Are high oil prices a net stimulus to the US economy?
Commenter “jm” to a Brad Setser post remarks…
Because such a large fraction of any rise in the prices we pay the oil producers is immediately lent back to us — and in dollar-denominated loans — the effective drag on the US economy of higher oil prices is less by that fraction.
If we pay $10 more per barrel for oil, but $8 of that is immediately recycled back to us through purchases of US securities…
His analysis is right on, but perhaps it doesn’t go far enough. As a thought experiment, let’s make a bunch of assumptions, and see what happens:
- Following JM, we posit that 80% of oil revenue is neither consumed nor used to fund domestic investment by oil producing countries, and is instead used to purchase debt securities on international markets.

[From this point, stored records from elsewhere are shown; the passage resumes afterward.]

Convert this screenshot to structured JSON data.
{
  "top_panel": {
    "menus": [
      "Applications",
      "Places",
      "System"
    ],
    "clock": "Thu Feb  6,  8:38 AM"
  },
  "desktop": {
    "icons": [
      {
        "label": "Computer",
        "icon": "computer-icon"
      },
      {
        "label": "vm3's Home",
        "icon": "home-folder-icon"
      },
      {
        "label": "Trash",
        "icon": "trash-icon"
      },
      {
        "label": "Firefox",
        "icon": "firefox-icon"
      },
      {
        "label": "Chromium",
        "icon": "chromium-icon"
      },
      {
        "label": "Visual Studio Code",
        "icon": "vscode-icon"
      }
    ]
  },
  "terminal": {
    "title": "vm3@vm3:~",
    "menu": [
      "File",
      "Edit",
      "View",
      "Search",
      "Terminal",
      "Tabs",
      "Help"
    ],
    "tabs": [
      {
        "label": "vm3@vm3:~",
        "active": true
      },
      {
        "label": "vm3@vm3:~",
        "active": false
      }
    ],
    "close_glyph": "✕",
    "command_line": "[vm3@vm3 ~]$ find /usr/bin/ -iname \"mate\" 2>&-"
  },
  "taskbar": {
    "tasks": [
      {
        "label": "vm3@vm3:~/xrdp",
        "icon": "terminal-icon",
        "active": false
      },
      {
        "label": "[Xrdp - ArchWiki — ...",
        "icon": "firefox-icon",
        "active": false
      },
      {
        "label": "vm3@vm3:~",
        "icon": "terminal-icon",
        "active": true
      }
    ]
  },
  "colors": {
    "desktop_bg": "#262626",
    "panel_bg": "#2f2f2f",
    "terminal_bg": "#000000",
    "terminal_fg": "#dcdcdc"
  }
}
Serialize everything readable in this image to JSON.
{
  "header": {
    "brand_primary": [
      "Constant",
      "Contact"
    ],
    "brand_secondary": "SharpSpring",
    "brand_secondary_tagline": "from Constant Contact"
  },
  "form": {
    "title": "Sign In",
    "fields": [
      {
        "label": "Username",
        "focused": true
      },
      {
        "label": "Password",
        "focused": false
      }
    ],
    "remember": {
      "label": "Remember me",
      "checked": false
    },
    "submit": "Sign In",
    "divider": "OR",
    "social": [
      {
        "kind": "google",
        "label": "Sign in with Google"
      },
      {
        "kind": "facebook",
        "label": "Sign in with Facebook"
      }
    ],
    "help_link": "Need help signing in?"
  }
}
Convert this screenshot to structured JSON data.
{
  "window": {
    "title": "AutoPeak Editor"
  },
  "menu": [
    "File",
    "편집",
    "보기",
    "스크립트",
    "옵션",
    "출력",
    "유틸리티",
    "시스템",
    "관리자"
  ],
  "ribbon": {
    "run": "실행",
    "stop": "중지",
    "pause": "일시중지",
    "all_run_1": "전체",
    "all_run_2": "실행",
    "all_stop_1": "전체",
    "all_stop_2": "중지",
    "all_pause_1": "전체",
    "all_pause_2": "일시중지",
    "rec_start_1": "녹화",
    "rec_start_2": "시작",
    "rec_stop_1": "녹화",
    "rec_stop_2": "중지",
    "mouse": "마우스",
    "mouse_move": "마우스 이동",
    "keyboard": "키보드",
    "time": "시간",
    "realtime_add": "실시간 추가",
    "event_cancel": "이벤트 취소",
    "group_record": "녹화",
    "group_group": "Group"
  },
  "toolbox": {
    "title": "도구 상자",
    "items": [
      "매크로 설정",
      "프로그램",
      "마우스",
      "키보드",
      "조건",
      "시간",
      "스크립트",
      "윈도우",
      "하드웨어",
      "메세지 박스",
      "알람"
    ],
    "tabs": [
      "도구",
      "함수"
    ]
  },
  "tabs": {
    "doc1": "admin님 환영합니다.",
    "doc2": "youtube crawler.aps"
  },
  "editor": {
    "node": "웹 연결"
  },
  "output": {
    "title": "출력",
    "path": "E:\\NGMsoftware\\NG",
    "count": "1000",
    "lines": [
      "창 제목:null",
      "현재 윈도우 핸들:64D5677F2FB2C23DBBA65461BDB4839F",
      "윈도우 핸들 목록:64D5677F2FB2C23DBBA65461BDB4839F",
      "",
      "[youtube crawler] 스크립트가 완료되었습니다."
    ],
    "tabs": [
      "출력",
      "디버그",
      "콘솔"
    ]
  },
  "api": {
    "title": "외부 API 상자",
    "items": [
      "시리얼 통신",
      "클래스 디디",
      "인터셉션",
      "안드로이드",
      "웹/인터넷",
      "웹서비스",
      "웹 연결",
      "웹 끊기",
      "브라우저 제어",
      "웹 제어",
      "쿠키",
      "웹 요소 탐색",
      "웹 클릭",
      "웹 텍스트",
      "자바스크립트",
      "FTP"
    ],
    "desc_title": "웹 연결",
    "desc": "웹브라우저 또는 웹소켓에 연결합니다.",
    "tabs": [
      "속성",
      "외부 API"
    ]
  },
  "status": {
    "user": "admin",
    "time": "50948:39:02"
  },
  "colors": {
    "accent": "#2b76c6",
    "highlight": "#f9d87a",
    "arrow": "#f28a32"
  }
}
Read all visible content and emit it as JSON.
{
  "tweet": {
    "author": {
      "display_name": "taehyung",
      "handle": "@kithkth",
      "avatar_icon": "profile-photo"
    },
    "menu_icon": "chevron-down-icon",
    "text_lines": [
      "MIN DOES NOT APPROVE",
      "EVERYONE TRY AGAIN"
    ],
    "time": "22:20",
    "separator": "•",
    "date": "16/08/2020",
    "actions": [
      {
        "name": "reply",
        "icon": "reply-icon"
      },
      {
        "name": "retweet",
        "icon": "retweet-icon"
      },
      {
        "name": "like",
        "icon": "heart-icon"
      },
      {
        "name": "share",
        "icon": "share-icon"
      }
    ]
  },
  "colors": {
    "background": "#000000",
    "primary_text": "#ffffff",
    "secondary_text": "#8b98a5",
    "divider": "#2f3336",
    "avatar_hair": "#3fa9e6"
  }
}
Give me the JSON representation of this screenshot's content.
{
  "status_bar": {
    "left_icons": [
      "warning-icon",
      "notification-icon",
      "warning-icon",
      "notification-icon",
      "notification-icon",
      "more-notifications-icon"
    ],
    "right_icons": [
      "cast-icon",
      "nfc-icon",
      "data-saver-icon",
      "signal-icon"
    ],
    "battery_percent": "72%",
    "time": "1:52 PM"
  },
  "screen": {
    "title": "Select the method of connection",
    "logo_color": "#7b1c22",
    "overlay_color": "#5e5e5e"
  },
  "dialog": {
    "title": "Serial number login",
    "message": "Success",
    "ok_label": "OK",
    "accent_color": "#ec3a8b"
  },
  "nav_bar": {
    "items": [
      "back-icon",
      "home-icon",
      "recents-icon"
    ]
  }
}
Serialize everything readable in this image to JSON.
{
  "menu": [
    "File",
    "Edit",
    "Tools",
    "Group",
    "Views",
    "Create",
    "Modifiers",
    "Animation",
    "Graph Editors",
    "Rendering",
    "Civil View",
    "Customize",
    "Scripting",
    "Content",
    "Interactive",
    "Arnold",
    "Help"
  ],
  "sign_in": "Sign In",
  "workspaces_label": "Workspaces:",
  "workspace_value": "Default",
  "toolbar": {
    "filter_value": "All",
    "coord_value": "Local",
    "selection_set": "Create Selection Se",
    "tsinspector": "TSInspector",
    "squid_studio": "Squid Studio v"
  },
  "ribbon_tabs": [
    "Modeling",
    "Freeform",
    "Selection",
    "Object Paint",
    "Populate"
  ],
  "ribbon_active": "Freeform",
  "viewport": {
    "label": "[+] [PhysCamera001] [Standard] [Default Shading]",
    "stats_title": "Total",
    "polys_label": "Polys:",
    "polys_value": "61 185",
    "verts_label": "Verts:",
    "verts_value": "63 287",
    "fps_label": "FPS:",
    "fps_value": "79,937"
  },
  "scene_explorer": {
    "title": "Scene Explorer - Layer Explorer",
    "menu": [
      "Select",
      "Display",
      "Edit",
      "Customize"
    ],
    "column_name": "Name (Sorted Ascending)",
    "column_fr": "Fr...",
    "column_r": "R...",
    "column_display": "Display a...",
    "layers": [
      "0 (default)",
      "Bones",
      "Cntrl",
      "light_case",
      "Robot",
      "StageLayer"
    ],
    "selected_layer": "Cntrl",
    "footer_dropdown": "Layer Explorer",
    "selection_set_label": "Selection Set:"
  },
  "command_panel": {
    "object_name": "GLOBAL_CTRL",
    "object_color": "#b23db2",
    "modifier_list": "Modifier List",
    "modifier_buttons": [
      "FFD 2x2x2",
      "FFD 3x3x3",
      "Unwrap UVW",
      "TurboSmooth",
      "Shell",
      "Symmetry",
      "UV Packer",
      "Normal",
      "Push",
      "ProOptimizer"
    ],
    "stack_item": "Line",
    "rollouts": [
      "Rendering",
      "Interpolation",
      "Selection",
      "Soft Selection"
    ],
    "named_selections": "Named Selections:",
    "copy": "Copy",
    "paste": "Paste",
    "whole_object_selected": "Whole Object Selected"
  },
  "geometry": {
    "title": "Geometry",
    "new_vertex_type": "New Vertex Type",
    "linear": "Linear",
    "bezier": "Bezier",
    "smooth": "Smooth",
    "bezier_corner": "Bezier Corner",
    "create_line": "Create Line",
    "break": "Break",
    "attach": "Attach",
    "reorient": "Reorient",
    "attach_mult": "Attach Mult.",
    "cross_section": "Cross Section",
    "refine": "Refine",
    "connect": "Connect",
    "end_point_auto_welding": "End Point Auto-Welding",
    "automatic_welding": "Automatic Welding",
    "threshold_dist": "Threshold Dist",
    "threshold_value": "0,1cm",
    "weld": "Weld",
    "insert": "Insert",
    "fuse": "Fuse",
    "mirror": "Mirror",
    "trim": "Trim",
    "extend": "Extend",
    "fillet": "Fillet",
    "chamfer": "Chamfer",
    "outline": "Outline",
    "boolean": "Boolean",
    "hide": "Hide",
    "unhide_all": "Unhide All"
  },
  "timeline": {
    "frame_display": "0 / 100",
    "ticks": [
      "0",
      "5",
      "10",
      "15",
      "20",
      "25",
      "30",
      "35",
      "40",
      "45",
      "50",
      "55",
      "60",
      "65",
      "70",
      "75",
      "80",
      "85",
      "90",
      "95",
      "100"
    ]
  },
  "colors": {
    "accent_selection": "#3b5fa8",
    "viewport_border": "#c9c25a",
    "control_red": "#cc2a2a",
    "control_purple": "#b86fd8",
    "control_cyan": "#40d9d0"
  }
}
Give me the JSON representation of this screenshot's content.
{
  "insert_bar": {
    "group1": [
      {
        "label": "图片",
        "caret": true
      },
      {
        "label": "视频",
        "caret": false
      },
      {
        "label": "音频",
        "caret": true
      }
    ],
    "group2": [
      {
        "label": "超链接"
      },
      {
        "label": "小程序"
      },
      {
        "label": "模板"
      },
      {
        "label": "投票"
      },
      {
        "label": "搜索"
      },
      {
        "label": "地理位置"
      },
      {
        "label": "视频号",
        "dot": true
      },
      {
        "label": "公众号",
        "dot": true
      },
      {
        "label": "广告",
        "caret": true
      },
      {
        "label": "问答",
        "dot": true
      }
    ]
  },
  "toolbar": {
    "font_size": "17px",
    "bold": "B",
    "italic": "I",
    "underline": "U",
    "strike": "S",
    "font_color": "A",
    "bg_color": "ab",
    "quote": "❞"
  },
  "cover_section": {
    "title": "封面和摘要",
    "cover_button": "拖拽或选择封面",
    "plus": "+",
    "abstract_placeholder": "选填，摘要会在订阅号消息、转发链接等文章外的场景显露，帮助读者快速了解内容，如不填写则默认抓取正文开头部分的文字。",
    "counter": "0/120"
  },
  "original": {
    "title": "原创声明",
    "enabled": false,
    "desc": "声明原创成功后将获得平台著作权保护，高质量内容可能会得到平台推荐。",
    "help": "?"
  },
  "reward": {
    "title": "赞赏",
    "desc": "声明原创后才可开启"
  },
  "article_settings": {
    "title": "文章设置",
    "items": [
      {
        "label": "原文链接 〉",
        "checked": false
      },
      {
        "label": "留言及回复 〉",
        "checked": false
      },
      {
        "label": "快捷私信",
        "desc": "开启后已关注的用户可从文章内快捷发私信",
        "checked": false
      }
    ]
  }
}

- We presume that the US has an 80% market share in the international debt securities market, and that this will remain constant over the short term. (Even if Iran, for example, buys only Euro debt, we assume that indirectly 80% of all international lending finds its way to the US.)
- We guesstimate that the US accounts for 25% of the world’s petroleum consumption, and that oil demand is perfectly inelastic (short term).
- We assume that US current economic activity is cash constrained. That is, US agents will consume or invest all the cash that they borrow, without regard to the total debt load they are racking up in the process.1
- We assume for simplicitly that cashflows are instantaneous, that effects are not at all lagged.
Now, when a US consumer purchases that a dollar’s worth of oil, the US economy sees an outward cashflow of $1. Oil producers see an incoming cash flow of $4 (since the US represents 25% of the world market by assumption). Oil producers lend $3.20 of that revenue to international markets. US borrowers take on $2.56 worth of debt. What’s the net cashflow to the US economy associated with a purchase of oil? For ever dollar spent on oil, Americans get their dollar right back in lendings, plus an extra $1.56 of new lending to purchase homes, vacations, and SUVs with. In other words, an increase in the price of fuel is cash flow positive to the US economy! By assumption 4, this means that despite the reduction of net exports represented by high fuel prices, an increase in the price of oil leads to an increase in US GDP! It’s a great deal, until something changes.
The assumptions above are not quite right. Probably something less that 64% of every dollar in the world spent on oil ends up repackaged as loans to the US. World oil demand is likely to be price elastic, especially outside of the US where funds spent on oil are not offset by incoming debt-driven cash flows. But I think the overall point stands. So long as the US collectively is not worried about its increasing debt load to the rest of the world, high oil prices may well be a current stimulus, and not a drag at all, on the US economy.
Update: I think I should add that my personal opinion is that there is some truth to this story, in describing the recent past, but that the world is changing, the US is getting skittish about taking on more debt and the world is getting skittish about lending so cheaply, so that relying on high oil prices as a “stimulus” going forward would be a bad idea.
1 Assumptions 4 and 2 are all mixed up, as the US “market share” of debt sales, which I’ve assumed constant, has something to do with Americans’ willingness to increase their indebtedness, and with the price Americans can get for securitized debt, that is with the low yield Americans pay. For the past while, US long-term debt prices have been nearly constant, and the US share of sales to international debt markets has been consistently high. But as the price of Americans can command for taking on long-term debt is finally beginning to subside, assumptions 4 and 2 lose even the very modest contact with reality that they may once have had.
- 17-Apr-2006, 8:11 p.m. EET: Lots of small clean-ups, added update with my opinion on whether this story applies going forward.
- 21-Apr-2006, 10:45 a.m. EET: More small clean-ups.